Traditional Poster Round
The American Heart Association recommends starting cardiopulmonary resuscitation (CPR) within 1 minute of cardiopulmonary arrest (CPA) because we know CPR saves lives. Little research exists characterizing the recognition phase of cardiac arrest or the time it takes to start CPR. However, in a recent pilot study approximately 50% of cases did not initiate CPR within 1 minute, with a wide variability in the time to initiation of CPR.
The primary aim is to understand the cognitive and decision making process by which a bedside provider recognizes simulated CPA and decides to initiate CPR. The secondary aim is to evaluate the impact of the amount of information on the bedside monitoring on the timeliness of the decision and action to initiate CPR. The hypothesis is it will take longer to initiate CPR in a complexly monitored patient when compared to a simply monitored patient who experiences pulseless electrical activity (PEA) resulting in CPA.
Bedside providers will participate in a simulation on medical decision making in the acutely decompensating pediatric patient, however they will not be informed of the goal to perform CPR. Two groups will experience the same case; a pediatric patient recently admitted to the PICU after experiencing a head trauma requiring a decompressing craniotomy.
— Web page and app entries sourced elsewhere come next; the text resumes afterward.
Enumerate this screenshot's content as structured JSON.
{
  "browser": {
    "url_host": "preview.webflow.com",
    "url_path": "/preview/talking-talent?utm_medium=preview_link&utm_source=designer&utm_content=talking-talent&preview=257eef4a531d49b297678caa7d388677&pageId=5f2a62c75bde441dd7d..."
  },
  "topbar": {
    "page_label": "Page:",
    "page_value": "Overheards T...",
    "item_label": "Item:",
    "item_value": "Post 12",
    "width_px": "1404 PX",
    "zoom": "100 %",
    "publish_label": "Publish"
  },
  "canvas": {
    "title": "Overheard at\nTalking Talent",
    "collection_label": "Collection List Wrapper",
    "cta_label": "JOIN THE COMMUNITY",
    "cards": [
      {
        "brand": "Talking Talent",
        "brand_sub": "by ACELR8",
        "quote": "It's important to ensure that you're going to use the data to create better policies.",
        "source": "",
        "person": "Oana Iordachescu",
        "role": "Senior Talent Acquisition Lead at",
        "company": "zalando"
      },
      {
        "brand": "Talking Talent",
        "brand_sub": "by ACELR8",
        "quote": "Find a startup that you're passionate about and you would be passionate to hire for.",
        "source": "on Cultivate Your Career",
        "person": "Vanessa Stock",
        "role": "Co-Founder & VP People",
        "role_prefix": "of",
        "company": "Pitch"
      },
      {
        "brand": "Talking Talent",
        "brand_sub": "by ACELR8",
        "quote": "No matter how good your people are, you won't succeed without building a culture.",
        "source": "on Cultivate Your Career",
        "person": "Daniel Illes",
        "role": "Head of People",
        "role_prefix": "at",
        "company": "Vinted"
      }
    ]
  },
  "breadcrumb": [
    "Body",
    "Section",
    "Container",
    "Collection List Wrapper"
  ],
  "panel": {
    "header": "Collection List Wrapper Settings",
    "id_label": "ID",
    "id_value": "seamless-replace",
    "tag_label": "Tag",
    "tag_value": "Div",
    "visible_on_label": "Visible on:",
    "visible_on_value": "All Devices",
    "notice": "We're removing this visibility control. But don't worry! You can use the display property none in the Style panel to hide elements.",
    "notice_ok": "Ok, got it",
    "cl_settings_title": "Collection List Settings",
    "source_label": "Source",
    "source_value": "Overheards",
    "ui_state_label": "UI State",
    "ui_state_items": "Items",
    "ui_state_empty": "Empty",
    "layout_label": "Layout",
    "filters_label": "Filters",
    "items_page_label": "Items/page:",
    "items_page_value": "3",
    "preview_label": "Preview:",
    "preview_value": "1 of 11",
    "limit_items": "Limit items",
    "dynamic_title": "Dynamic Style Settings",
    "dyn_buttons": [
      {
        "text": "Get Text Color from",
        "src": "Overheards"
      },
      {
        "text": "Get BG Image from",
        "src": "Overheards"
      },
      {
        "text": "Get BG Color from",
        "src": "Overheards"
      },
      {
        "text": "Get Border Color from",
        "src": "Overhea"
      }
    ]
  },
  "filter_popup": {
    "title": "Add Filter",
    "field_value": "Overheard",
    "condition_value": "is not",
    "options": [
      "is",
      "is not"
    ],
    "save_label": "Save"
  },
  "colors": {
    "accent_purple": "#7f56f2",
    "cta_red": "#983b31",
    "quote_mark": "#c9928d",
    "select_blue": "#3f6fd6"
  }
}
At the start of the case the patient will be intubated, sedated with multiple other injuries and low blood pressure concerning for developing shock. At 90 seconds into the case, the patient will experience PEA requiring CPR. One group will have the patient on a simple monitor, with only electrocardiography (ECG), end-tidal carbon dioxide, arterial line and pulse oximetry wave forms and respiratory rate. The other group will have the same patient on a complex monitor, with ECG, central venous pressure, intracranial pressure, end-tidal carbon dioxide, arterial line and pulse oximetry waveforms and respiratory rate. We will record how long the provider took from CPA to initiate CPR.
All cases will be video and audio recorded for analysis of actions taken. Errors of omission and commission will be recorded. A subset of participants will be asked to perform a cognitive task analysis where they will walk through their thought process during the case while walking through the room. This will be a group of approximately 5 per profession (nurse vs physician) and level of experience (novice vs expert) for a total of 20 analyses.
Finding the right study design and measurements to answer the question of does more data on the bedside monitor complicate the medical decision making process and delay the initiation of CPR.
Questions for discussion:
We believe a mixed methods approach will be appropriate for this pilot study, using a combination of human factors analysis and recording the time to initiation of CPR. Given the high variability in time observed, the ability to discern statistical significance from a simulation-based study with limited study subject is difficult. We chose to have one type of CPA (PEA vs bradycardia vs ventricular fibrillation) and will analysis based on experience and profession. However, the monitor complexity may have different influence based on the type of CPA and experience of the provider. Overall, we would like to collect data that will be actionable to improving patient care, but acknowledge the complexity of the question. Is there a different study design that could better answer the question?